Aside from possible liabilities, She said the PAGCOR could face “legal charges for violating their contracts with the e-sabong licensees.”
The GMAnew report quoted Domingo as saying that under their agreement with the e-sabong licensees, “operators would need to pay P2.5 million for the license, P75 million cash performance bond, and P75 minimum guarantee every month.”
“While we do really want to solve this problem of missing persons, PAGCOR is a civilian government corporation that is not empowered and does not have the authority that the law enforcement agencies have. Neither do we have the authority to conduct criminal investigation nor the capability to do so,” Domingo, in the report, said, adding that “and this is a very important matter, that it could yield P7 billion in a year, this year.

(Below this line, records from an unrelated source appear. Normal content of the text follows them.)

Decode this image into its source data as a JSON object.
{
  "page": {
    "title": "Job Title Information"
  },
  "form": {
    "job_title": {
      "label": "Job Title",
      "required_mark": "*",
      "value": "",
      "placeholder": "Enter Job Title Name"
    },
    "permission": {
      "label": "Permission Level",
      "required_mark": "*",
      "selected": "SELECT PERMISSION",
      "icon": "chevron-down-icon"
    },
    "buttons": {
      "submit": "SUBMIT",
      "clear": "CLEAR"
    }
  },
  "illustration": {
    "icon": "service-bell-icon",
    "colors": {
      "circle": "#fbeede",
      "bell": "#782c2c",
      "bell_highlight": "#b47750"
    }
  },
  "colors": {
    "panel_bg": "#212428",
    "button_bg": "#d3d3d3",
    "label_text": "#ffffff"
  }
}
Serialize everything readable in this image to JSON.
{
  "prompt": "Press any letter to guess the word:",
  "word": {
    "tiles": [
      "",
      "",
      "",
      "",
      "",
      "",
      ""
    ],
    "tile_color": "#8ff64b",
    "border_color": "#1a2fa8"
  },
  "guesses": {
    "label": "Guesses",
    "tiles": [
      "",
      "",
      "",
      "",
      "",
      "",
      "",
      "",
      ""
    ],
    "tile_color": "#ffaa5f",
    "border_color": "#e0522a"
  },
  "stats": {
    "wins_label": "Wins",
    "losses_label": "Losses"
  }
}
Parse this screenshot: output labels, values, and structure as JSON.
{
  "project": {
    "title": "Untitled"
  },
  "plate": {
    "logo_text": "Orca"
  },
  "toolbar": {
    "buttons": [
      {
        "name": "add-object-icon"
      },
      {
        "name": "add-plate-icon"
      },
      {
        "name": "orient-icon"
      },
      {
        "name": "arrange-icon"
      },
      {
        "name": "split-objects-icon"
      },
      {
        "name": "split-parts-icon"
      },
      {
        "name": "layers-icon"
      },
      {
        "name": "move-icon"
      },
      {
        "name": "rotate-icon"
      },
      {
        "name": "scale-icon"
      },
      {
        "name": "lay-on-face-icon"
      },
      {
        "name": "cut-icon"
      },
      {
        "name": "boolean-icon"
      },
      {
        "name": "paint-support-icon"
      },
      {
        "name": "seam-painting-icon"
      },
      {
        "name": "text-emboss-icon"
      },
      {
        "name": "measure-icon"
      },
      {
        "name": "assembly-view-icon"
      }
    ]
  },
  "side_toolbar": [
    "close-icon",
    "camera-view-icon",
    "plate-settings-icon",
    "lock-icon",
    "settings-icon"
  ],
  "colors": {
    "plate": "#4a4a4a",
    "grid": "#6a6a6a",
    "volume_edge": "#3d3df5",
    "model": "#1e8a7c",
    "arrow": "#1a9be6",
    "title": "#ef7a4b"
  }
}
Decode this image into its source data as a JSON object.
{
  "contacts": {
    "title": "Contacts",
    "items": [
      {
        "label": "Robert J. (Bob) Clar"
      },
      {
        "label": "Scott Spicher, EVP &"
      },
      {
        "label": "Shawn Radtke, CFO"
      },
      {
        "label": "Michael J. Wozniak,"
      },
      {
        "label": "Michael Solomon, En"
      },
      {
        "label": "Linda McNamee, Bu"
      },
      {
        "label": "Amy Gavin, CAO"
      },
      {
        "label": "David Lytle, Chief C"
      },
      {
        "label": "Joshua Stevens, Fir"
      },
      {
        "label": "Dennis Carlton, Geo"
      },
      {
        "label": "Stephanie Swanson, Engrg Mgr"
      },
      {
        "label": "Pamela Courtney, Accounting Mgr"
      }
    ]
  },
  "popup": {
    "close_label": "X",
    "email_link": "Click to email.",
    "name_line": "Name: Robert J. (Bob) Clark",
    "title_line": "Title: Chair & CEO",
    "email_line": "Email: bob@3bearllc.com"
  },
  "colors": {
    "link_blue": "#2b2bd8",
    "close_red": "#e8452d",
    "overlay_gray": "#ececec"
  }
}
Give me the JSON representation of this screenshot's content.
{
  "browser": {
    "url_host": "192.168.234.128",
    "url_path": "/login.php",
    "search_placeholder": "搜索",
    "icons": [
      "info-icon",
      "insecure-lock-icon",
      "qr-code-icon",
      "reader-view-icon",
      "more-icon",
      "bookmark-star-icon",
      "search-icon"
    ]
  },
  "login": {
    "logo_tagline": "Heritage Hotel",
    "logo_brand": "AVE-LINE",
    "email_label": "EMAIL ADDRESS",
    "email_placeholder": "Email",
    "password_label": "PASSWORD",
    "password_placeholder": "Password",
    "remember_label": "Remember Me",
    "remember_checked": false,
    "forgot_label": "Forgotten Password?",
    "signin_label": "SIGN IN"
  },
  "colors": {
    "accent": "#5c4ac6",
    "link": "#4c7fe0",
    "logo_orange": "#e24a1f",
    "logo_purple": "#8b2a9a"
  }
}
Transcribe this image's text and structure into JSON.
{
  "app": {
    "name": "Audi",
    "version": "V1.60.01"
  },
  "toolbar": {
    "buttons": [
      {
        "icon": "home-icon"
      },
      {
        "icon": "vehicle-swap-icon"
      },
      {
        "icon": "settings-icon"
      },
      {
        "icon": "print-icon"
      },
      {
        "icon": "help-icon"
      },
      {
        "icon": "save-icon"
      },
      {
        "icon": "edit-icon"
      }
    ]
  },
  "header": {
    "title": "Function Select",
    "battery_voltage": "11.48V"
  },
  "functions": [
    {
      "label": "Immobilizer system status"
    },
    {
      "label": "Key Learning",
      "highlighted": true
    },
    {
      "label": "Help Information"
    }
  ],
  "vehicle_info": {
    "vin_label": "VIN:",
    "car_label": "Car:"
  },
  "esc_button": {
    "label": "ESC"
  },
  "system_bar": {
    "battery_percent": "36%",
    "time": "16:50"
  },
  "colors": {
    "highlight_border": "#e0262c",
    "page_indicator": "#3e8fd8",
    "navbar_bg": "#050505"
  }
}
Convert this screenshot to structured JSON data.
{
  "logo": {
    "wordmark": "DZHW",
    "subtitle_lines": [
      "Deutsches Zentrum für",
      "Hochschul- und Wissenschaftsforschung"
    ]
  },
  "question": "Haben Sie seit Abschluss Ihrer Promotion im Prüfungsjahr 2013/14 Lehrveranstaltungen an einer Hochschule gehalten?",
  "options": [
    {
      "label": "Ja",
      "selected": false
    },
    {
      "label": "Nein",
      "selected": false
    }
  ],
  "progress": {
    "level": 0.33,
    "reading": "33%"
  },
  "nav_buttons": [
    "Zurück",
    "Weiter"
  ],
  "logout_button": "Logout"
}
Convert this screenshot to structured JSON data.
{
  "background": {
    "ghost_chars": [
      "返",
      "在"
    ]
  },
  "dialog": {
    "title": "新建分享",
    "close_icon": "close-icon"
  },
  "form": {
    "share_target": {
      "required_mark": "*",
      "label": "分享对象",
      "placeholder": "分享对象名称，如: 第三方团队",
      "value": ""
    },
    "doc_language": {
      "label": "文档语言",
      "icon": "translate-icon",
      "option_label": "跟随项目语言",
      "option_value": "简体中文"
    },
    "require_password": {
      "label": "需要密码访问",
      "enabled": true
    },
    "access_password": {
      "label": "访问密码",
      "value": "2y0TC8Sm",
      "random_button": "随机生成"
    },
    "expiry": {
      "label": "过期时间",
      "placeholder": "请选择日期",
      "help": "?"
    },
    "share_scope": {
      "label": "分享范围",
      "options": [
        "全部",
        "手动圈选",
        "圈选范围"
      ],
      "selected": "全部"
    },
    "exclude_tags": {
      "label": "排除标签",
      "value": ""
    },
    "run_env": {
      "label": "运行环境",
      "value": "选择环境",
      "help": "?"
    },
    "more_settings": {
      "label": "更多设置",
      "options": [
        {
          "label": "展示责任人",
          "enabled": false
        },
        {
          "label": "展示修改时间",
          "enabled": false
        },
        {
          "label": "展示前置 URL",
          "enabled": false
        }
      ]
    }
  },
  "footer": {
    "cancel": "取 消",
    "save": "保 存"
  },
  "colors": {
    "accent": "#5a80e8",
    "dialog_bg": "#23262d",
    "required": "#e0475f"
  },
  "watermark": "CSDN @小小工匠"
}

That could help government with its health problems and economic problems that we, on our own, can decide.”
President Rodrigo Duterte denied he is in favor of suspending online cockfighting or e-sabong operations, according to Domingo, citing Executive Secretary Salvador Medialdea.
In the Senate hearing, Senator Ronald dela Rosa, chair of the Senate committee on public order and dangerous drugs, said if he is in charge of PAGCOR, he would go straight to Malacañang to raise his concerns.
But Domingo said she asked Medialdea about the reports saying Duterte had already agreed to suspend the license to operate of e-sabong firms.
Dela Rosa, however insisted that he met with Duterte last Sunday, and that the President “already agreed to suspend these licenses.”
Earlier, Senate President Vicente Sotto III, citing information from Dela Rosa, said the President already agreed to suspend e-sabong.
Proposed Senate Resolution 996, signed by at least 23 senators and filed last Monday, urges the gaming regulator to suspend online sabong’s license to operate and stop all activities.